There’s no denying that Facebook is a global phenomenon that is more than just a fad. It has changed the way people communicate, share information, and become informed about news in the world. Facebook estimates that over 75% of its user base is outside the US, making it essential for brands to be able to communicate across borders to create the same interactive flair for both US and non-US users.
In a recent blog post from Facebook developer Maximilian Machedon on internationalizing open graph apps, he makes it clear that after their f8 conference was taken on the road to Europe and Asia, continued developer success would be driven on internationalization support. Machedon goes on to say that, “thinking about user experience and internationalization from a global perspective can have a significant impact on how, and how much, your app is used.”
Facebook’s i18n Framework
For internationalizing Facebook applications, the original app must be developed in English. When the app is created, it’s Open Graph actions are extracted for translation. The established framework for Facebook applications allows for easy string extraction in that the locations of strings that need to be localized is already known (there are only so many places that user messages show up in Facebook; it’s a controlled experience).
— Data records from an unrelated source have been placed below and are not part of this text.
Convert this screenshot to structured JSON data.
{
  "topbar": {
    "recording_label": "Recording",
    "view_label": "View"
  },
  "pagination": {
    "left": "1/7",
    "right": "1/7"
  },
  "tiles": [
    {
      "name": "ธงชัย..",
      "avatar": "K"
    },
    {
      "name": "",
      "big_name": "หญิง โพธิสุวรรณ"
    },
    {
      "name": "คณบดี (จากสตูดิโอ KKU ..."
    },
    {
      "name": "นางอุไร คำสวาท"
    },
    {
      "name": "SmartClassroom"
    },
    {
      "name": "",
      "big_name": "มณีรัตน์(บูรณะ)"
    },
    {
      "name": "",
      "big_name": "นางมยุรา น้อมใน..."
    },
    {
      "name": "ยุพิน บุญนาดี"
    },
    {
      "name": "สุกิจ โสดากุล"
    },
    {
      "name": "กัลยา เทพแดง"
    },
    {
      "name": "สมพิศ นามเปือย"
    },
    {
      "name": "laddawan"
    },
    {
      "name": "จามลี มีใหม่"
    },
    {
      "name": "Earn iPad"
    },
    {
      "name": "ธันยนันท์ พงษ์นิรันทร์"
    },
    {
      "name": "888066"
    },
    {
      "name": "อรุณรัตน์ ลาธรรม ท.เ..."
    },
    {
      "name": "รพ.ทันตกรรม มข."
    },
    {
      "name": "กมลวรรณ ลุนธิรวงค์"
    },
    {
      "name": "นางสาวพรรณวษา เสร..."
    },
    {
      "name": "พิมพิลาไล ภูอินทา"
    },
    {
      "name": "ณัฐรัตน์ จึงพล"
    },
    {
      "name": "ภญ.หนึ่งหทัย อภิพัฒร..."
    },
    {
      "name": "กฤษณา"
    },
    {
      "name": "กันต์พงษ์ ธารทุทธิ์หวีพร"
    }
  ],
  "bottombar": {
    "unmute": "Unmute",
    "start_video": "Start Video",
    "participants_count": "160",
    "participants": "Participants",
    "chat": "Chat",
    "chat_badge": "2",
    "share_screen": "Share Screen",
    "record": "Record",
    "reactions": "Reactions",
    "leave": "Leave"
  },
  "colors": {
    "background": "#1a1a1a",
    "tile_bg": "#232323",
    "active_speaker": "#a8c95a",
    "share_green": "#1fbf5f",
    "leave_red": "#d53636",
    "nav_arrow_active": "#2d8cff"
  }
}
Prior to translation, developers must specify which locales are supported with their application so that the Open Graph can return the strings specific to the required locales. This is done through meta tags within the code. After locales are selected and strings are externalized for translation, developers can select from a number of Facebook’s translation tools to use. By default, apps are enabled to allow users to translate strings within an app without the help of a developer. Otherwise, the developer can select to use a translation app through the development panel provided by Facebook.
After translations are approved as being appropriate and clear, an app is ready to be viewed in its internationalized form by users in non-english locales. For strings left out or not supported by the i18n framework, the end user will see the original English string. Taking the steps to internationalize an app is an important factor to success for Facebook applications.
More Info on Facebook Internationalization
- Internationalizing Open Graph Apps By Maximilian Machedon
- More on Open Graph App i18n: https://developers.facebook.com/docs/beta/opengraph/internationalization/
- An in-depth technical overview of Facebook’s internationalization and translation process: https://developers.facebook.com/docs/internationalization/
- For more support on application internationalization: https://lingoport.com/globalyzer